→ About this exercise:
Write the entries below out again in full. Match every character.

┌─ Records for the task

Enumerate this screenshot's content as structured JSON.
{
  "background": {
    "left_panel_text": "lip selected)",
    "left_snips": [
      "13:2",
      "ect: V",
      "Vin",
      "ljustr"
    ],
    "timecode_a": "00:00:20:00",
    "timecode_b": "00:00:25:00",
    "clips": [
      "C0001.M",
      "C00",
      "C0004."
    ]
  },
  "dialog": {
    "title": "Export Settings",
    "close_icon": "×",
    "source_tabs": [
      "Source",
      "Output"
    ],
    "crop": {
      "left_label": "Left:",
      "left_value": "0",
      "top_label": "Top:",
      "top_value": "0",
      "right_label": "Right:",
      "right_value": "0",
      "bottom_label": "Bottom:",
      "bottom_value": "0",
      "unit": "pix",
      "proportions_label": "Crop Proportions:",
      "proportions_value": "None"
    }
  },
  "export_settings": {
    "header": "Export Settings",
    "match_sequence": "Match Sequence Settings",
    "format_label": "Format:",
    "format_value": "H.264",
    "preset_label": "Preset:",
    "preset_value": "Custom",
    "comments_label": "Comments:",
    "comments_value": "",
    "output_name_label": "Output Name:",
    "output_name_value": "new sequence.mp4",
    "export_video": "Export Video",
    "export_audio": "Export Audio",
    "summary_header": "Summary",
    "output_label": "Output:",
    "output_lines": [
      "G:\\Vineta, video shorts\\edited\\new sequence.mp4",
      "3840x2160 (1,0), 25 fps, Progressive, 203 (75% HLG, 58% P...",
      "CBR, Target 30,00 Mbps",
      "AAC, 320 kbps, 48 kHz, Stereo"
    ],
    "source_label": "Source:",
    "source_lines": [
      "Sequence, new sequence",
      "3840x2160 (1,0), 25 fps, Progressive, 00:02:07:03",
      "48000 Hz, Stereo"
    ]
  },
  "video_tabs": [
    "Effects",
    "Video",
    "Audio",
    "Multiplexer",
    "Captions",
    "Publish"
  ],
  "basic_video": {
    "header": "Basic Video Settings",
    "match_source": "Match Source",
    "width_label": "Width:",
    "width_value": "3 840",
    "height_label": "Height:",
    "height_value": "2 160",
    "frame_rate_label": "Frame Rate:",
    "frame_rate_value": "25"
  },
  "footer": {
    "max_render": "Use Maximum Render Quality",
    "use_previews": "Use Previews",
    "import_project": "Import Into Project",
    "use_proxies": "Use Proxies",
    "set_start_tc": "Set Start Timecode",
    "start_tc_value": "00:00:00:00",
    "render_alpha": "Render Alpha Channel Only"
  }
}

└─

→ Answer box:
Enumerate this screenshot's content as structured JSON.
{
  "background": {
    "left_panel_text": "lip selected)",
    "left_snips": [
      "13:2",
      "ect: V",
      "Vin",
      "ljustr"
    ],
    "timecode_a": "00:00:20:00",
    "timecode_b": "00:00:25:00",
    "clips": [
      "C0001.M",
      "C00",
      "C0004."
    ]
  },
  "dialog": {
    "title": "Export Settings",
    "close_icon": "×",
    "source_tabs": [
      "Source",
      "Output"
    ],
    "crop": {
      "left_label": "Left:",
      "left_value": "0",
      "top_label": "Top:",
      "top_value": "0",
      "right_label": "Right:",
      "right_value": "0",
      "bottom_label": "Bottom:",
      "bottom_value": "0",
      "unit": "pix",
      "proportions_label": "Crop Proportions:",
      "proportions_value": "None"
    }
  },
  "export_settings": {
    "header": "Export Settings",
    "match_sequence": "Match Sequence Settings",
    "format_label": "Format:",
    "format_value": "H.264",
    "preset_label": "Preset:",
    "preset_value": "Custom",
    "comments_label": "Comments:",
    "comments_value": "",
    "output_name_label": "Output Name:",
    "output_name_value": "new sequence.mp4",
    "export_video": "Export Video",
    "export_audio": "Export Audio",
    "summary_header": "Summary",
    "output_label": "Output:",
    "output_lines": [
      "G:\\Vineta, video shorts\\edited\\new sequence.mp4",
      "3840x2160 (1,0), 25 fps, Progressive, 203 (75% HLG, 58% P...",
      "CBR, Target 30,00 Mbps",
      "AAC, 320 kbps, 48 kHz, Stereo"
    ],
    "source_label": "Source:",
    "source_lines": [
      "Sequence, new sequence",
      "3840x2160 (1,0), 25 fps, Progressive, 00:02:07:03",
      "48000 Hz, Stereo"
    ]
  },
  "video_tabs": [
    "Effects",
    "Video",
    "Audio",
    "Multiplexer",
    "Captions",
    "Publish"
  ],
  "basic_video": {
    "header": "Basic Video Settings",
    "match_source": "Match Source",
    "width_label": "Width:",
    "width_value": "3 840",
    "height_label": "Height:",
    "height_value": "2 160",
    "frame_rate_label": "Frame Rate:",
    "frame_rate_value": "25"
  },
  "footer": {
    "max_render": "Use Maximum Render Quality",
    "use_previews": "Use Previews",
    "import_project": "Import Into Project",
    "use_proxies": "Use Proxies",
    "set_start_tc": "Set Start Timecode",
    "start_tc_value": "00:00:00:00",
    "render_alpha": "Render Alpha Channel Only"
  }
}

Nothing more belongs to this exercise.